- [DIRECTIONS] Please return the lines of the data that contain "Windows".

- [PROVIDED RECORDS]
▼

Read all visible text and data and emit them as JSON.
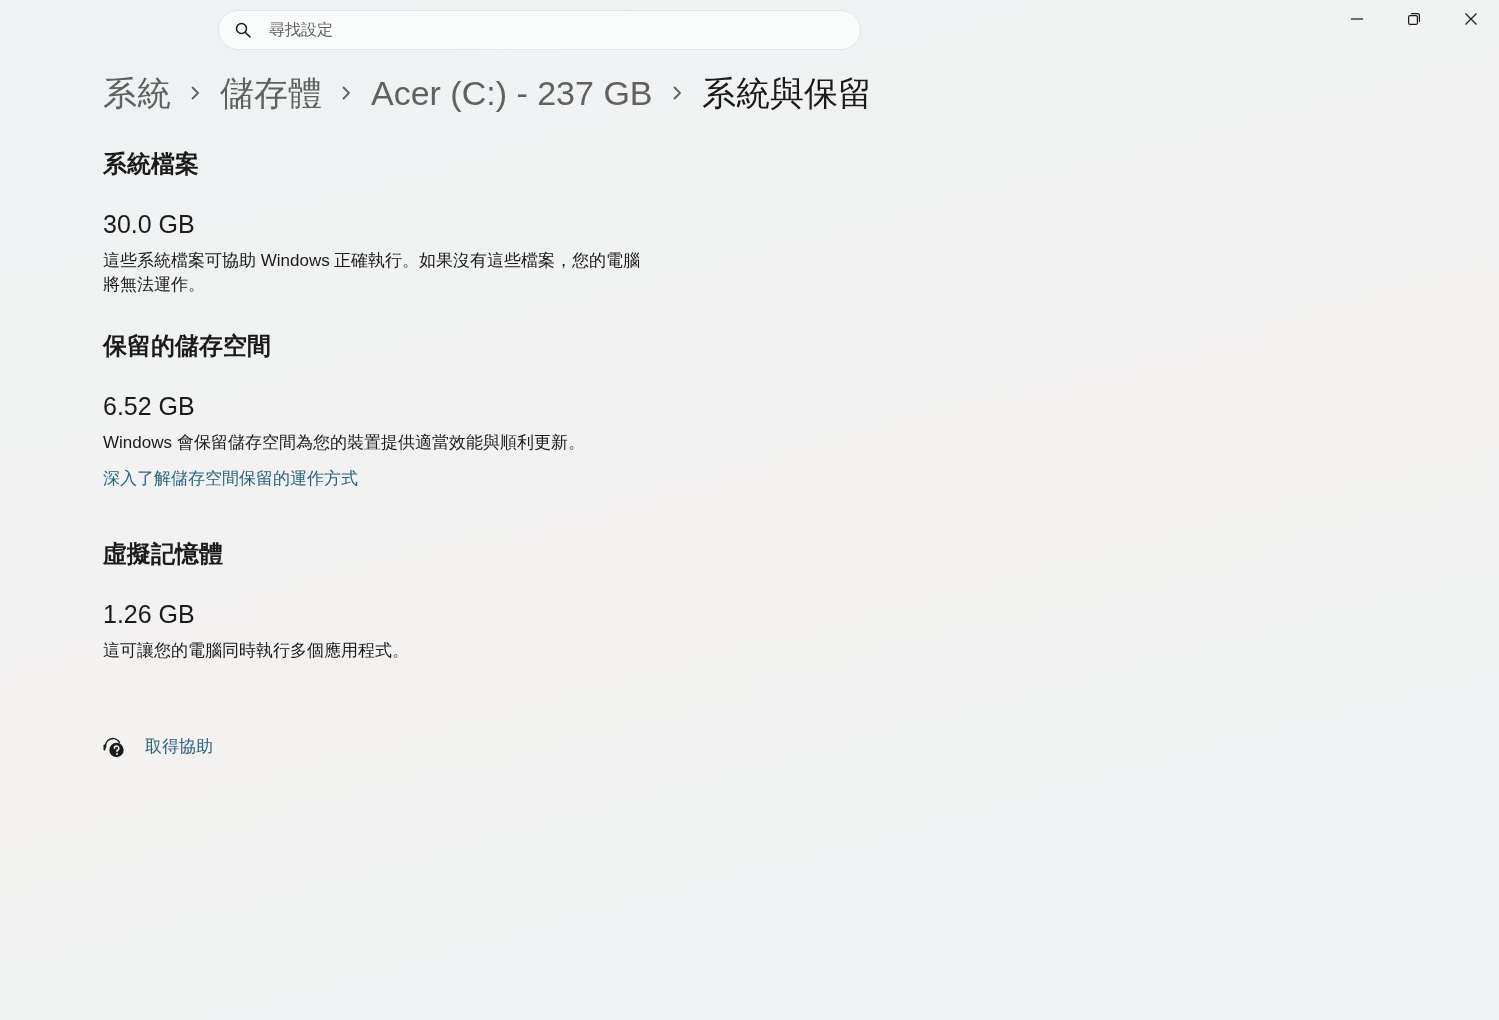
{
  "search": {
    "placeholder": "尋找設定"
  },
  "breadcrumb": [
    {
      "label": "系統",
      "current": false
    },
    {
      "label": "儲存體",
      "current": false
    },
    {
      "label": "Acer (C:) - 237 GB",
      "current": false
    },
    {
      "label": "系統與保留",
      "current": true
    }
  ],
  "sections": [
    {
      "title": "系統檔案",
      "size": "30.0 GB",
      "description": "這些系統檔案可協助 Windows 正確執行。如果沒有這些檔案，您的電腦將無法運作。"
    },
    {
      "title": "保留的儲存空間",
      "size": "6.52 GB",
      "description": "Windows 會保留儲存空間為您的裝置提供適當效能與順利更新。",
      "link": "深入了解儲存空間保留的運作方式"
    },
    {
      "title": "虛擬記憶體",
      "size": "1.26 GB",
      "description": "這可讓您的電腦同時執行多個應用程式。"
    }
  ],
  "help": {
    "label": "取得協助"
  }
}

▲

- [ANSWER SECTION]
      "description": "這些系統檔案可協助 Windows 正確執行。如果沒有這些檔案，您的電腦將無法運作。"
      "description": "Windows 會保留儲存空間為您的裝置提供適當效能與順利更新。",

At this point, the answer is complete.